As well as the wonderful selection of fungi I posted yesterday, my foray with friends to the Coed Ty Rhiw woodland also produced a few small critters – easy to spot when your eyes are focused downward, searching the ground and around trees and rotten logs for fungi. Here are just a few that we found …
Pill millipede (Glomeris marginata). Like the pill woodlouse, these little creatures can roll into a ball when threatened, and live in damp places below stones and logs or in leaf litter.
The White-legged snake millipede (Tachypodoiulus niger) also prefers a moist habitat, under rocks or logs or the bark of trees, and curls up when feeling vulnerable.
Garden bumblebee queen (Bombus hortorum), newly emerged from hibernation. She has the distinction of having the longest tongue of all British bumblebee species, which means she’s essential for agriculture, for pollinating flowers of the pea, bean and clover families.

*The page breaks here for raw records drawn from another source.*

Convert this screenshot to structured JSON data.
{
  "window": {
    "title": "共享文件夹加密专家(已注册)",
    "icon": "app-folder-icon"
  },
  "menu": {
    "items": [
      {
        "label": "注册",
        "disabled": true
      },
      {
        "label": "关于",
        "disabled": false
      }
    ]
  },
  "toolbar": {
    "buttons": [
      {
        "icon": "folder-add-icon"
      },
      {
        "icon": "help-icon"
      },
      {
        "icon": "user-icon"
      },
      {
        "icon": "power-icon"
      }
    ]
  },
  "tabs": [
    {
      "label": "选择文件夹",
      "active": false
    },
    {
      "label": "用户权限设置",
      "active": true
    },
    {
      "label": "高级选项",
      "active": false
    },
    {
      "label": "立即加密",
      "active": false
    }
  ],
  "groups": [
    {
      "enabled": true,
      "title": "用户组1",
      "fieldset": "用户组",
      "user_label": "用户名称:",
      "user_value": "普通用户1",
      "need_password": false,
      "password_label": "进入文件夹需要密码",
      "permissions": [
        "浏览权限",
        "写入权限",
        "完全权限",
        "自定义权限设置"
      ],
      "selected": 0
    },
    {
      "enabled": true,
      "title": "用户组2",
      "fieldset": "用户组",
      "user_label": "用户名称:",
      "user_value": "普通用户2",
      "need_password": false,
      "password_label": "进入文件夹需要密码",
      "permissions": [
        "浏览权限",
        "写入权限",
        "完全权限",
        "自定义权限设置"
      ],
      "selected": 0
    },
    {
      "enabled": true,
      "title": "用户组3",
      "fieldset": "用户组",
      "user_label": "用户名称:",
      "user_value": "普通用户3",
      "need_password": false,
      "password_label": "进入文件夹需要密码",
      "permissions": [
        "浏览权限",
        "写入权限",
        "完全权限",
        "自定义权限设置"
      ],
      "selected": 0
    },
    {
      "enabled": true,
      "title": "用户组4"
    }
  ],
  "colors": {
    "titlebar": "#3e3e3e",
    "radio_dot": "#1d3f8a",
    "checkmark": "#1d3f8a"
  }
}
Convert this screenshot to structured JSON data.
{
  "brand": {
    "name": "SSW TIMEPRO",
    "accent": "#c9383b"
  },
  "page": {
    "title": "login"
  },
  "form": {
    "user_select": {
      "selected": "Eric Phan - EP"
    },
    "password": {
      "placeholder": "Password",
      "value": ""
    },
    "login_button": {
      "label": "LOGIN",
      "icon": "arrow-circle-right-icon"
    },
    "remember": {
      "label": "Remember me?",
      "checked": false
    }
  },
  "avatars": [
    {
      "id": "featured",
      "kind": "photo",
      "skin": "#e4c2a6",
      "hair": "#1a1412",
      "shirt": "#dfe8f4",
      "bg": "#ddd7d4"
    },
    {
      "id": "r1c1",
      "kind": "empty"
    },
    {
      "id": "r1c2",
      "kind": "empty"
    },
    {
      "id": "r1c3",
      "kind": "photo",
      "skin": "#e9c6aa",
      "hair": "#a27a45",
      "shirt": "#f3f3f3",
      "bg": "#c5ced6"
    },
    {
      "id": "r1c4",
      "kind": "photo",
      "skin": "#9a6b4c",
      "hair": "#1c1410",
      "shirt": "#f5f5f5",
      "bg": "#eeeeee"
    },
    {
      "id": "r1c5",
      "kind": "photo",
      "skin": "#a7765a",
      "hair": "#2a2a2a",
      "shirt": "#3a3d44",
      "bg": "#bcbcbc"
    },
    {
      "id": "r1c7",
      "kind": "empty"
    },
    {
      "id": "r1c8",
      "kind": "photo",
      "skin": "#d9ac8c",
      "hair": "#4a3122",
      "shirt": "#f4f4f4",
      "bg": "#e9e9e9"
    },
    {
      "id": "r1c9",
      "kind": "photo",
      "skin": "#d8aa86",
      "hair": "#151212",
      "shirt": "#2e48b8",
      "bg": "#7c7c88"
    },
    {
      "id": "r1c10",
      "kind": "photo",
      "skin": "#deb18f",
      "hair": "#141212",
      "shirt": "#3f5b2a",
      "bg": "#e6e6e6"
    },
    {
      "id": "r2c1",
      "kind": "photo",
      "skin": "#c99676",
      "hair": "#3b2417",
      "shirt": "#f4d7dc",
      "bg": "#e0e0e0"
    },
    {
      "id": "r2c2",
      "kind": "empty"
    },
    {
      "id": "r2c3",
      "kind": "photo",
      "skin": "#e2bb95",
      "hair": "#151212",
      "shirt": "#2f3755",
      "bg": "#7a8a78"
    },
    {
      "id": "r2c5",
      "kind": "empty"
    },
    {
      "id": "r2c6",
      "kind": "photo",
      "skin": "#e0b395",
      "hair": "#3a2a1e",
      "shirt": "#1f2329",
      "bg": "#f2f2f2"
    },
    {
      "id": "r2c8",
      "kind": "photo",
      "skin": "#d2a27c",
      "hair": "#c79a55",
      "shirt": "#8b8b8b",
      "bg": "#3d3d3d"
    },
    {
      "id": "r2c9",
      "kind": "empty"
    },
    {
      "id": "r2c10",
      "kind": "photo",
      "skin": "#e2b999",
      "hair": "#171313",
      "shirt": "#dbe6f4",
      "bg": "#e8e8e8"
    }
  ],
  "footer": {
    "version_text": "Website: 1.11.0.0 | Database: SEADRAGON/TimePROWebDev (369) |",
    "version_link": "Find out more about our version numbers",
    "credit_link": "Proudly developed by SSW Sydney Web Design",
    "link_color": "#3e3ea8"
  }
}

Gymnochaeta viridis, a bright metallic-green fly with prominent bristles on its thorax and abdomen that is mostly seen in woodlands in the springtime.